The tweet balloon allows you to add a picture from your devices camera, a picture from a file, shorten a link or post your location.
Other options allow you to organize Tweets by:
- trending posters
- general timeline of everyone on Twitter
- mentions, every time your user name is mentioned in a tweet
- favourites, things you read that you wanted to remember
- inbox, direct messages you have received or sent
- people you are following and your followers.
All pretty simple, really.
It become second nature after a while, and there are sub menus that offer other options from the main screen using the finger friendly interface. A double tap on any post will bring up a sub menu offering you all of the options available to the elements in that post.
So a single post that has lots of links in it is fully covered in one sub menu, this really cuts down on search times. This is like TweetDeck for Windows Mobile, sans the filtering, and the memory problems.
Although there seem to be a lot of features, and it might seem a bit complicated moTweets really does what I want from a Twitter application, all from its front page. That’s where the quick buttons come in. Panoramic have gone all out to give a really sensitive kinetic scrolling feature, that doesn’t scroll, meaning you can swipe as fast or as slow as you like. When it gets to the top, or the end of the latest update there is no more. No revolving scrolling to take you back to updates you downloaded fifteen minutes ago that you have already viewed. You get a great application that is stable, and is usable from one interface without pulling out a stylus.

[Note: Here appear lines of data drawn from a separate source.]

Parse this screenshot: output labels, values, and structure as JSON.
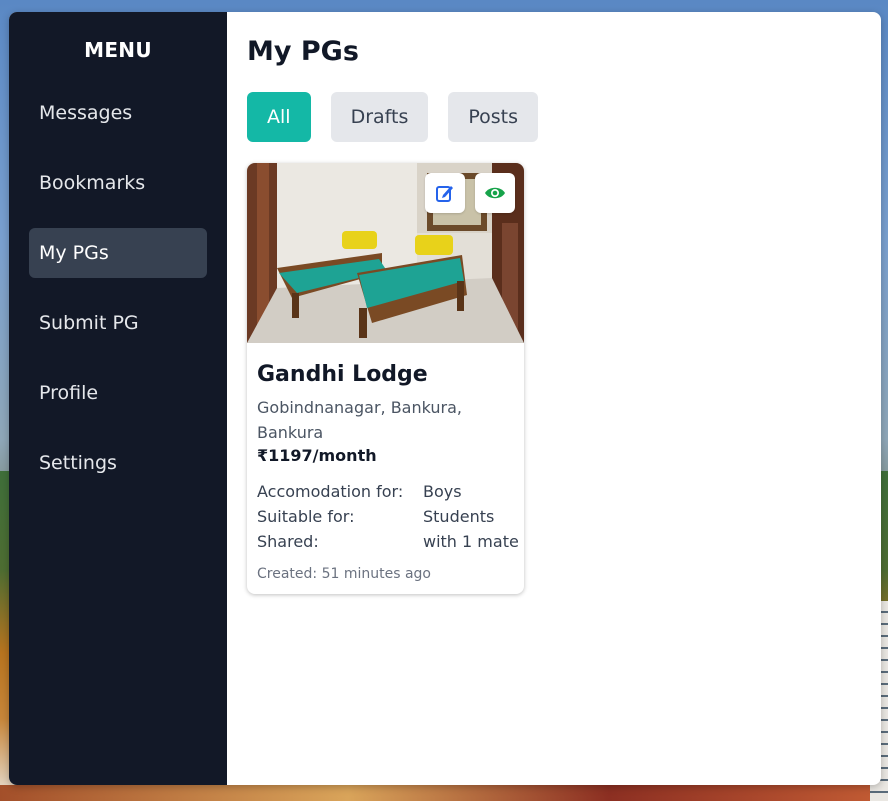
{
  "sidebar": {
    "title": "MENU",
    "items": [
      {
        "label": "Messages"
      },
      {
        "label": "Bookmarks"
      },
      {
        "label": "My PGs"
      },
      {
        "label": "Submit PG"
      },
      {
        "label": "Profile"
      },
      {
        "label": "Settings"
      }
    ],
    "active_item": "My PGs"
  },
  "main": {
    "title": "My PGs",
    "tabs": [
      {
        "label": "All"
      },
      {
        "label": "Drafts"
      },
      {
        "label": "Posts"
      }
    ],
    "active_tab": "All"
  },
  "listing": {
    "name": "Gandhi Lodge",
    "address": "Gobindnanagar, Bankura, Bankura",
    "price": "₹1197/month",
    "detail_labels": [
      "Accomodation for:",
      "Suitable for:",
      "Shared:"
    ],
    "detail_values": [
      "Boys",
      "Students",
      "with 1 mate"
    ],
    "created": "Created: 51 minutes ago",
    "actions": [
      "edit-icon",
      "eye-icon"
    ]
  },
  "colors": {
    "sidebar_bg": "#121827",
    "sidebar_active_bg": "#374151",
    "accent_teal": "#14b8a6",
    "tab_inactive_bg": "#e5e7eb",
    "edit_icon": "#2563eb",
    "view_icon": "#16a34a"
  }
}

The Rt, @ and Favourite buttons, are all finger friendly and allow for one touch access to these functions, without leaving your timeline view. Let’s face it, that is all that I want from a good Twitter app, and moTweets offers so much more, I’m delighted, surprised and happy to have been part of the development of this app [the whinging beta tester]. If you aren’t into Twitter, you need to have a look at this application, just to experience some of the great interface things Panoramic have done, on the finger friendly side. If you are into Twitter, this is a value add that you shouldn’t miss out on.